Die Another Day
by Chad Van Wagner
Thank God Eon Productions (the production company run by the Broccolis and their kin) realized Bond needed a makeover. With the introduction of Pierce Brosnan as the inimitable Mr. Bond, the sagging 007 series received a much-needed kick in the ass. Goldeneye, the first film with the second-best ever Bond (no one will ever top Connery, of course) was every bit as energetic and charged as the previous decade or so's worth of Bond films was flabby and self-parodying. But the follow ups, Tomorrow Never Dies and The World Is Not Enough, showed the franchise slipping into uncertainty and imitation, all action and no suave.
To say Die Another Day puts the series back where it belongs is a huge understatement. As I said in an Ain't It Cool review during its theatrical release, Die Another Day is the best Bond film since Goldfinger, and arguably the first Bond film in decades that re-create the legend from the ground up, rather than relying on past glories to carry the audience through the complex bits. It's also the closest any Bond film has gotten to the novels. All of this translates into an example of the increasingly rare species known as the worthwhile Hollywood movie.
Brosnan, of course, is Bond, but in the first reel, both he and screenwriters Neal Purvis and Robert Wade show us what the series has never dared: A tortured, ruffled, and possibly beaten 007. This makes his inevitable ascendancy back to superhero status that much more believable, and even though the following plot is quite literally cobbled together from past Bond films, it hardly matters. We've seen Bond scared, and that makes all the difference.

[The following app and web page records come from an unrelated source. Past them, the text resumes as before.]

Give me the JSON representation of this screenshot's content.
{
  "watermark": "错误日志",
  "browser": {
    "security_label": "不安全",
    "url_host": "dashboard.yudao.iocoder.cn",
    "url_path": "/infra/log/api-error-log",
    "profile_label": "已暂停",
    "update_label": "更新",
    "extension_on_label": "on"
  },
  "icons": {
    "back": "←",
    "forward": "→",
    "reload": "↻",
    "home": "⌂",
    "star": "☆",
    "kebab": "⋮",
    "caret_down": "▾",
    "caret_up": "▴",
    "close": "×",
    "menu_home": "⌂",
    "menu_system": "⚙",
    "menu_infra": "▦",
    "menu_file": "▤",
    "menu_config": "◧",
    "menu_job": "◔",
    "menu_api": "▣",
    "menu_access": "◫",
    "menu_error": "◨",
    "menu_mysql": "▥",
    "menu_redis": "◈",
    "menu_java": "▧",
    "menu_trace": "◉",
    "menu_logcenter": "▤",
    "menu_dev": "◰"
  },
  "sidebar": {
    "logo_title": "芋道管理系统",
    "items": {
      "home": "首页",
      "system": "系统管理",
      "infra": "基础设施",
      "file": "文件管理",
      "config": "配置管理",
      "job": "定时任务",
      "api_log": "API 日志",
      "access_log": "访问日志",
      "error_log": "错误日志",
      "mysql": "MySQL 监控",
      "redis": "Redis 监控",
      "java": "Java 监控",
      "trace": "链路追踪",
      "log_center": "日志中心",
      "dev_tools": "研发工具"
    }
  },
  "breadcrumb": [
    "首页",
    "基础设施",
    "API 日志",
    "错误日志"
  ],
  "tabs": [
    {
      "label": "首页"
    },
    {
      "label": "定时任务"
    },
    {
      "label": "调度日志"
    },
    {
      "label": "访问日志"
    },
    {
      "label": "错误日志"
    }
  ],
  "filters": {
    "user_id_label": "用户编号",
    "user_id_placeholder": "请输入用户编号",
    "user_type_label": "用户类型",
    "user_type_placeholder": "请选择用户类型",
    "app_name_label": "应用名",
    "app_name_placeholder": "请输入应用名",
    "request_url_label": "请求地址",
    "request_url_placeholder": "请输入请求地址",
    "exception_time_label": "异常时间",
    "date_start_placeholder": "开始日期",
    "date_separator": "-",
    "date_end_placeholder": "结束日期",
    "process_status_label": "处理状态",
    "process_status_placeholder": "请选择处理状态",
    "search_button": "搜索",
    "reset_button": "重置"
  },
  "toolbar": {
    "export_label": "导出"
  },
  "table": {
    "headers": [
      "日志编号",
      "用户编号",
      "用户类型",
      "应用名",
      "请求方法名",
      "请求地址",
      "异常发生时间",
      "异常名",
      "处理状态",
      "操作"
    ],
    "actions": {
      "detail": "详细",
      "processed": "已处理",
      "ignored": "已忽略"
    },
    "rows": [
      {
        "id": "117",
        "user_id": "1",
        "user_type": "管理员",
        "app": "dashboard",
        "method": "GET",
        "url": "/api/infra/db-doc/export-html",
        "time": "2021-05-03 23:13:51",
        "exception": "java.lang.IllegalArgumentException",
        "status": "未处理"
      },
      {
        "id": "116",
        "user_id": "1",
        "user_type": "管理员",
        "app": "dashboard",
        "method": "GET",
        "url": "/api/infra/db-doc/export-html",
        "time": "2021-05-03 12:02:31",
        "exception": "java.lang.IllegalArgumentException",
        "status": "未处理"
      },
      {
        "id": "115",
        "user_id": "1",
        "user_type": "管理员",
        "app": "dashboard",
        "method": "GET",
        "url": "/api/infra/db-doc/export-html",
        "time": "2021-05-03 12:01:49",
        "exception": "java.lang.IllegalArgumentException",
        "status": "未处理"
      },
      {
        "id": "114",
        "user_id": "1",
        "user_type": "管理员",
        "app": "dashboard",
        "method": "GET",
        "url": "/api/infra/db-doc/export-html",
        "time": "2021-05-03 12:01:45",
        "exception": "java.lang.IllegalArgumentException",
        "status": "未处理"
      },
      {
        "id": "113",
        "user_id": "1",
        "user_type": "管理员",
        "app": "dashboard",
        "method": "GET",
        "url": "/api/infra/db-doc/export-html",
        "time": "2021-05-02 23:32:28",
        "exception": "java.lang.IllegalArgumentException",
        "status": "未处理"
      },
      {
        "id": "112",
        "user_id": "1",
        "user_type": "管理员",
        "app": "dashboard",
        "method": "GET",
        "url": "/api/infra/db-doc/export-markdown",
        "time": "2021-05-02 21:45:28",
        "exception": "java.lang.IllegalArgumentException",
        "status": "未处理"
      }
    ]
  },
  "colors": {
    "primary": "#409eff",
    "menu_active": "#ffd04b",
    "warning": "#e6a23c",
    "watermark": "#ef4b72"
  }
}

The DVD is a typical orgy of extra features overkill. The "Special Edition" (are there plain editions?) is a two-disc monstrosity, featuring no fewer that three "making of" documentaries, among other (by now compulsory) odds and ends, including the music video for the cowflop of a title song Madonna concocted. There's also a Pop Up Video style extra that allows you to watch the film while bits of relevant information zip by. There's probably more info on this one movie than on the past twenty Takeishi Miike films combined, but at least you can skip what you don't want to watch.
Usually. For if there's one serious criticism to be leveled at this package, it's the fact that after you put the disc in the player, your machine is effectively hijacked for two or three minutes while MGM tries to sell you more DVDs. Nothing short of manually powering off the unit will make it stop. Nothing like paying to have more stuff sold to you. Great movie, but let's hope the forced advertisements are a short-lived quirk from a hard-up studio.